By late 1968, Mr. Xi’s record of defiance was enough that he was ordered to a juvenile detention center for the children of purged officials. But he was spared imprisonment after Mao issued a call for urban youths to go to the countryside.
He did not see his father again until 1972, when Premier Zhou Enlai arranged a family reunion.
The father, battered and disoriented after years of isolation and interrogation, “looked at his two grown boys, and totally failed to recognize them,” according to his father’s biography, citing an interview with Mr. Xi. The older man wept, and Mr. Xi offered him a cigarette.
“He asked me, ‘How come you also smoke?’” Mr. Xi said. “I said: ‘I’m depressed. We’ve also made it through tough times over these years.’
“He went quiet for a moment and said, ‘I grant you approval to smoke.’”
From Bookish Youth to Polished Statesman
Xi and the Cultural Revolution
The growing radicalization of the Cultural Revolution brings schisms among Red Guards, especially between the first wave of “old Red Guards,” who are more elitist and conservative, and “rebels” driven by discontent with the established order. Mr. Xi’s school becomes a focus of these conflicts. In March, Premier Zhou Enlai and other officials visit the school to view an exhibition showing the reported misdeeds of a conservative group of Red Guards called the United Action Committee.

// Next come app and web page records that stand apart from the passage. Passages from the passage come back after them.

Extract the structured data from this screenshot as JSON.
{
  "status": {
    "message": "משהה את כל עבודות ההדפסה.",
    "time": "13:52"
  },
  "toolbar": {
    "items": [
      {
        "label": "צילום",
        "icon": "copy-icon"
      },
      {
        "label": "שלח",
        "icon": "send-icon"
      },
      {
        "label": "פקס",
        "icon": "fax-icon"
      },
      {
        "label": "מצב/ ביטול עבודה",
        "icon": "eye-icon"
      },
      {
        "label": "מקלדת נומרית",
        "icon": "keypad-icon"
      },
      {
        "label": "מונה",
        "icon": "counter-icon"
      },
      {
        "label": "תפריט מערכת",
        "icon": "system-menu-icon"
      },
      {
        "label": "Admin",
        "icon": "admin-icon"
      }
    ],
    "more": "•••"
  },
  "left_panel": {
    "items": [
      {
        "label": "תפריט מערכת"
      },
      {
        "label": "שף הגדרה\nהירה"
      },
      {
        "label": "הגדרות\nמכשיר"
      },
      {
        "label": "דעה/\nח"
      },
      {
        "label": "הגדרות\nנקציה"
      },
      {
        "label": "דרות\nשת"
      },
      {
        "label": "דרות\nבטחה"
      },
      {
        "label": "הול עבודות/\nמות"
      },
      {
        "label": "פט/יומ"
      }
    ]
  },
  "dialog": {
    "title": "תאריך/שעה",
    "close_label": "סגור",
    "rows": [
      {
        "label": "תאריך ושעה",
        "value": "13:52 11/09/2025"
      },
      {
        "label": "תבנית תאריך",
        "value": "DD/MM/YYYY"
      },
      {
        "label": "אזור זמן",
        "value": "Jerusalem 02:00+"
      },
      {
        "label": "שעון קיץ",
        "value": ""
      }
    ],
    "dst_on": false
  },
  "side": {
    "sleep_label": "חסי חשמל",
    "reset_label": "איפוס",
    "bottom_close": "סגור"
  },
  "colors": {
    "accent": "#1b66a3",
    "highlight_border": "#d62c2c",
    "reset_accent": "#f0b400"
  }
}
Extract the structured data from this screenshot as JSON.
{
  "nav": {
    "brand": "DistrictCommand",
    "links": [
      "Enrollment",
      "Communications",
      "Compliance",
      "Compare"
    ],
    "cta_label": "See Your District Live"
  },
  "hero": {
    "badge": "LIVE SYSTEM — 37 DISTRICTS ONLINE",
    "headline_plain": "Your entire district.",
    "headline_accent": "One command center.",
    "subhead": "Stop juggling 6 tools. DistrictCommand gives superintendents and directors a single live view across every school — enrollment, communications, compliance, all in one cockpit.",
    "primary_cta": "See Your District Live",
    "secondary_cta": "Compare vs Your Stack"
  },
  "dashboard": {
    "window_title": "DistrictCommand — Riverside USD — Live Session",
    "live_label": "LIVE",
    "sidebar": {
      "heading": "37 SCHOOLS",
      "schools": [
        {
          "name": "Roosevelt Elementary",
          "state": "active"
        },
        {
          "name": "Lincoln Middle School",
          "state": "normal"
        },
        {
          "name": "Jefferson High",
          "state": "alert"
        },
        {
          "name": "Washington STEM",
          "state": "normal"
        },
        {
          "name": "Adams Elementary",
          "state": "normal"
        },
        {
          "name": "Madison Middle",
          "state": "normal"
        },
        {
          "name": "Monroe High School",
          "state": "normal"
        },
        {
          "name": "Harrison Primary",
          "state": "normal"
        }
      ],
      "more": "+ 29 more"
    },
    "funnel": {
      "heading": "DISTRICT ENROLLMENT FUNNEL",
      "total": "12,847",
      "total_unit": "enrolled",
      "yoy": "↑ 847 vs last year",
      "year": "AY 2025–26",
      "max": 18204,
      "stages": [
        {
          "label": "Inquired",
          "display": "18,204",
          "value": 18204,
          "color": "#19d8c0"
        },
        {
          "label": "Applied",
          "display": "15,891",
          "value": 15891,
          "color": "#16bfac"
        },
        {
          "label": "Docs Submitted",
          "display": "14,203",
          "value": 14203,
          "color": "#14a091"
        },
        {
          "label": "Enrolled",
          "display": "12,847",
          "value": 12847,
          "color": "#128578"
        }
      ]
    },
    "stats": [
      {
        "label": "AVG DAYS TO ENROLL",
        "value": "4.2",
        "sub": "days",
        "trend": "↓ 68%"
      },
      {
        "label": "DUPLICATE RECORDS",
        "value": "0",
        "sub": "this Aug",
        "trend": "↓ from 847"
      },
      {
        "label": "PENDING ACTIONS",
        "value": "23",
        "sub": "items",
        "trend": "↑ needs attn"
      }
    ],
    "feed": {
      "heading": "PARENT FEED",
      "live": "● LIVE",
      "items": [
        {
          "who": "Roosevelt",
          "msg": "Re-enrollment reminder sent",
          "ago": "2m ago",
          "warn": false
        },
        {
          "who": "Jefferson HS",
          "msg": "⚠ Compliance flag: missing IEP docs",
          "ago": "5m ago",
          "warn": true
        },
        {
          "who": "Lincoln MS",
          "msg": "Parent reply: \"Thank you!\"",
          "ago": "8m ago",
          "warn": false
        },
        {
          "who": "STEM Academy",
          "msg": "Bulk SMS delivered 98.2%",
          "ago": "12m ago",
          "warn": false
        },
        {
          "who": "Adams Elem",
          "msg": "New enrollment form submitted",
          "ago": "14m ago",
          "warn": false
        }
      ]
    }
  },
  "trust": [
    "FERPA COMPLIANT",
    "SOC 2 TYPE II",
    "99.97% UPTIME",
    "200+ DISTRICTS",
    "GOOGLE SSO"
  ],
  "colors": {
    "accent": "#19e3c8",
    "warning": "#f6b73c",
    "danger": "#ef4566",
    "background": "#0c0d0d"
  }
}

Jane Perlez, The New York Times’s chief diplomatic correspondent, will be following China’s president, Xi Jinping, and documenting key moments of his first state visit to the United States.